It was all about the chrome back then and Black Out had plenty of it. There was also a full roll cage inside
A couple of those mods were installed the hard way. Jeff’s engine was running very hot, starving itself of fuel. After the fuel problem was fixed, the radiator (and settling on the correct fuel – BP Super 100 Octane) helped cure the other woes – until that fateful day. Jeff was quietly driving down to the shops, when there was an expensive rattle from beneath the Ford bonnet. The 350 had tossed a leg outa bed.

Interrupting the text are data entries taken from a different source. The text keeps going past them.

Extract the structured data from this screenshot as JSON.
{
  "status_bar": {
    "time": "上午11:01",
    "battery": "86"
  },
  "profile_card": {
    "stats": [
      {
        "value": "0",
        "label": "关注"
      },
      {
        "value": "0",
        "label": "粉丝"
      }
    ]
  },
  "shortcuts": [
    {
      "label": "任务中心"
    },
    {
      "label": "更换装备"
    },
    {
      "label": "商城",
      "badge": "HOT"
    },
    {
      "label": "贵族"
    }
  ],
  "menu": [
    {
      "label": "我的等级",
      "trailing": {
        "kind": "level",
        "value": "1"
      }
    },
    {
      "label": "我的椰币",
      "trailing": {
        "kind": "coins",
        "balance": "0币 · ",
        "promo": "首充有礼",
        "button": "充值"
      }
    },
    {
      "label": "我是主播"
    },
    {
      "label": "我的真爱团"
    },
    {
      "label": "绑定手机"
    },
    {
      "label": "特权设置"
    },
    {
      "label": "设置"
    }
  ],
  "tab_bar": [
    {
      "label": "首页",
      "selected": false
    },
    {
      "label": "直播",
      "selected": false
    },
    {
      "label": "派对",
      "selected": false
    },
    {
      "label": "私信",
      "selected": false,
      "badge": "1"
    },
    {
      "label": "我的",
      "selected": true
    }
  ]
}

Back to Ivan Walker he went. And with him a new block, plus a head, some pistons and the blower Jeff salvaged from the old motor. Mr Walker stuck another powerhouse together – the one you see on these pages, to be precise. Now everything’s juz fine and dandy. The way a blown black Premier oughta be.
But this wonderful romance will soon come to an end. Jeff’s found another love – and she won’t cop being left in the garage all night, every night. Yes, Jeff’s about to get hitched and by then he wants to see a return on his $35,000 investment [remember, this is 1987, folks]. But it’ll be a sad parting. All the people round Jeff’s area – including the cops – have grown accustomed to his creation. And he’s pretty attached to the ol’ girl too. But there’s a glint in his eye that suggests there’s a will and a way. So perhaps this big black Prem will stay right where it is.